The takeaway here is that Japanese price pressures appear to be either steady at low levels or actually moving in the wrong direction. This keeps many observers looking for more action from the BOJ. Although it meets in the middle of next month, the July meeting seems favored.
Activity in the European session is subdued. There may be more interest with US economic data today. The main feature is Yellen’s speech at Harvard’s Radcliffe Day at 1:15 PM ET. Her comments are particularly important because many recall her speech two months ago in NY, where she put the kibosh on the talk from several regional presidents about an April hike.
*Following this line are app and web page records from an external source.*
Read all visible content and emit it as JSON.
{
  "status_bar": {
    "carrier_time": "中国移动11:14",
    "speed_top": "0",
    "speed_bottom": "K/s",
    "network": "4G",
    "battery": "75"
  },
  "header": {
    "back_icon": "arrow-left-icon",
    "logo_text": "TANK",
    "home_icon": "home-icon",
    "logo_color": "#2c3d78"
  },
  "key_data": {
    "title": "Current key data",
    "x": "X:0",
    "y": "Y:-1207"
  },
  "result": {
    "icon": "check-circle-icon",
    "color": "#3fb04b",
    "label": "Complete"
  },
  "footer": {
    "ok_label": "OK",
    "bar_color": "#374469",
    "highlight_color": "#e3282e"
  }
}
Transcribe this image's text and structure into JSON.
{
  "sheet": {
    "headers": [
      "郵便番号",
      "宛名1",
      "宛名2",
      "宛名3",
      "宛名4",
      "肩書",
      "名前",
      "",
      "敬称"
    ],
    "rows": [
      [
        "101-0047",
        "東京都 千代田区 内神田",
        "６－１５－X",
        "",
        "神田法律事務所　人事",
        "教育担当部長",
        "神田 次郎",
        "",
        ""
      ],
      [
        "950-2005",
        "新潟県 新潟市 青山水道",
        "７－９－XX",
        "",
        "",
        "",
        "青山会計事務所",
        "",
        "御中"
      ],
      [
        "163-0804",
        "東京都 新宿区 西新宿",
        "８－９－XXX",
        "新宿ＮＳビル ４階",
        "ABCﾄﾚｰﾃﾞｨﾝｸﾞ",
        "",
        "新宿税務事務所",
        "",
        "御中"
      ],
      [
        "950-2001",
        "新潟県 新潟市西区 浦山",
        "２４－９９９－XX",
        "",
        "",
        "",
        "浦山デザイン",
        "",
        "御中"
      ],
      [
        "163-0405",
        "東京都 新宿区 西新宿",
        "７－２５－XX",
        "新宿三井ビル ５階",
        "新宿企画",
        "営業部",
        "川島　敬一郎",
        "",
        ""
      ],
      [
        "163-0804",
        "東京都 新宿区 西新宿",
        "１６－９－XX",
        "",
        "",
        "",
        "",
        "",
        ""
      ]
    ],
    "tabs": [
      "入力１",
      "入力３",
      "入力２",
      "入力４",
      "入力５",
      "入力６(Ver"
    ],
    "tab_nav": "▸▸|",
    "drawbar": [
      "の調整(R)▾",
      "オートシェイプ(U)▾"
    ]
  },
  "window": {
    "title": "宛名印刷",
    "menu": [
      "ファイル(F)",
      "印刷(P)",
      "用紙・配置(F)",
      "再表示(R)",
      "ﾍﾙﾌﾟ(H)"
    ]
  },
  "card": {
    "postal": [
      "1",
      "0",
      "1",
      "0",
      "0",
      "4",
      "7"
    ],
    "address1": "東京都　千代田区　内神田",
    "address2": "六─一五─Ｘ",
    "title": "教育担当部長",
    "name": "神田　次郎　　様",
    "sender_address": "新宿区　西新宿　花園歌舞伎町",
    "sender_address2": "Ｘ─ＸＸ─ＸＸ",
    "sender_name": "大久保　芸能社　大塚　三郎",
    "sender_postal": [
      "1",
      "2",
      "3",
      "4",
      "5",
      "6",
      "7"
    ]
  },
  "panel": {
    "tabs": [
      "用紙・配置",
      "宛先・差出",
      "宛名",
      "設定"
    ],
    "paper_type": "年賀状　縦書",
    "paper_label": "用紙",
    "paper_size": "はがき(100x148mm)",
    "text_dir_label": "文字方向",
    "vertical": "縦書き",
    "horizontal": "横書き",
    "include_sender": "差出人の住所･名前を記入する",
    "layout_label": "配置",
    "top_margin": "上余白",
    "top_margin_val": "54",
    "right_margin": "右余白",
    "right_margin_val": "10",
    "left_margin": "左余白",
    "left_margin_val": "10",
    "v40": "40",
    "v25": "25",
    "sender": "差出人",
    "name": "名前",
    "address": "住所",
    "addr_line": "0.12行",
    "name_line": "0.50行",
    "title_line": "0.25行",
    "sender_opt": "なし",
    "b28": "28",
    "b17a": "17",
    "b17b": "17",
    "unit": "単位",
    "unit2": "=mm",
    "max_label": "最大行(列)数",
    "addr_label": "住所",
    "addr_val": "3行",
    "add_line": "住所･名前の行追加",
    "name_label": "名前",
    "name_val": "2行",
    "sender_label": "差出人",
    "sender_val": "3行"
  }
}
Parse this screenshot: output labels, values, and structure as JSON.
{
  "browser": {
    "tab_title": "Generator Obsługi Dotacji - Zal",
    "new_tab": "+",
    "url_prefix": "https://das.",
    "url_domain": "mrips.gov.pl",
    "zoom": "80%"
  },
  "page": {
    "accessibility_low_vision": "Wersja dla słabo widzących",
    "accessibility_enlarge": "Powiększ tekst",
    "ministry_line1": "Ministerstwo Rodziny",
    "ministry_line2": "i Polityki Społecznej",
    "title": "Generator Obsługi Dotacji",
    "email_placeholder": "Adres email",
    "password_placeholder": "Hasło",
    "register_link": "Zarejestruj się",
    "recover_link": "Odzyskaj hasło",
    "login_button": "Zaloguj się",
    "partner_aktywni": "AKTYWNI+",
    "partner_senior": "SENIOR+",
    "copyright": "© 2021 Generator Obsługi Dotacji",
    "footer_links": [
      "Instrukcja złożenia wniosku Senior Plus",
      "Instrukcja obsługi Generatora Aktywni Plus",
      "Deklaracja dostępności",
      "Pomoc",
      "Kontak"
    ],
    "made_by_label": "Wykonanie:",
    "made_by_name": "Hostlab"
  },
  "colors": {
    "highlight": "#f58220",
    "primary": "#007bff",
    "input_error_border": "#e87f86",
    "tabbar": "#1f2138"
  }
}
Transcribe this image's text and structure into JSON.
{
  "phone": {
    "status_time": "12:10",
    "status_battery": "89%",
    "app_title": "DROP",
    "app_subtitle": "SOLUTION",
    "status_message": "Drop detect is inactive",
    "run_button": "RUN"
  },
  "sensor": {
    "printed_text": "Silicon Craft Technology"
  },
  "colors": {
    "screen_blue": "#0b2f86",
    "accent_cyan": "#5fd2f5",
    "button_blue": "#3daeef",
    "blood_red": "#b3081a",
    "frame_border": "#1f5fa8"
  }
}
However, even though some are expecting her to be dovish again, we think the risks lie in the other direction. If anything, she confirms that conditions for another rate hike are nearly in place. There are two things that are different this time. First, Dudley confirmed that a June-July rate hike looked appropriate. For Yellen to lean in the opposite direction now strikes us as unprecedented. Second, it is not just the regional presidents, but Fed Governor Powell also was on message.
That said, we see asymmetrical risk. Confirmation of what is already understood might not create a strong market reaction even if it was not ahead of a long holiday weekend for the UK and US. As intimated, the market would likely respond stronger if Yellen was, in fact, dovish and contradicted the NY Fed President and a Governor. The dollar would suffer quickly (more than it would rise on reiterating what has already been said).
The US data includes a revision to Q1 GDP, which will include an estimate for Q1 corporate profits for the first time, and University of Michigan’s final May reading of consumer sentiment. Although there are still those, who argue that the US is headed for a recession, and may even see a fall in corporate profits as another tell, GDP numbers are strengthening. Q1 GDP is likely to be revised up from the 0.5% initial estimate to something closer to 1.0%. It is still poor, just not as poor, and it underscores unreliability of the initial estimate.
Meanwhile, more important than the past Q1 is the current Q2. Estimates for growth have been increasing. The Atlanta Fed’s GDPNow tracker now stands at 2.9% SAAR. Private investment could be a small contributor rather than a drag on growth, and net exports may be less of a drag, according to the data released in recent days. Next week’s employment data are the focus, but strike activity may obscure the trends while consumption data including April PCE and May auto sales may be ultimately more important.
Polish central bank releases minutes. Despite concerns that the new MPC would be really dovish, the bank has keep rates steady all year. A new central bank chief (Glapinski) will be in place next month, and markets will be watching to see how dovish he leans. Last week, he said borrowing costs are at the “right” level and that further easing would pose risks to financial stability.
Colombian central bank is expected to hike rates 25 bp to 7.25%. However, the market is split. Of the 32 analysts polled by Bloomberg, 3 see a 50 bp hike, 23 see a 25 bp hike, and 6 see no hike. CPI rose 7.9% y/y in April, well above the 2-4% target range and justifying another rate hike. Finance Minister Cardenas shows little concern about a weaker peso, though it poses some upside risks to inflation.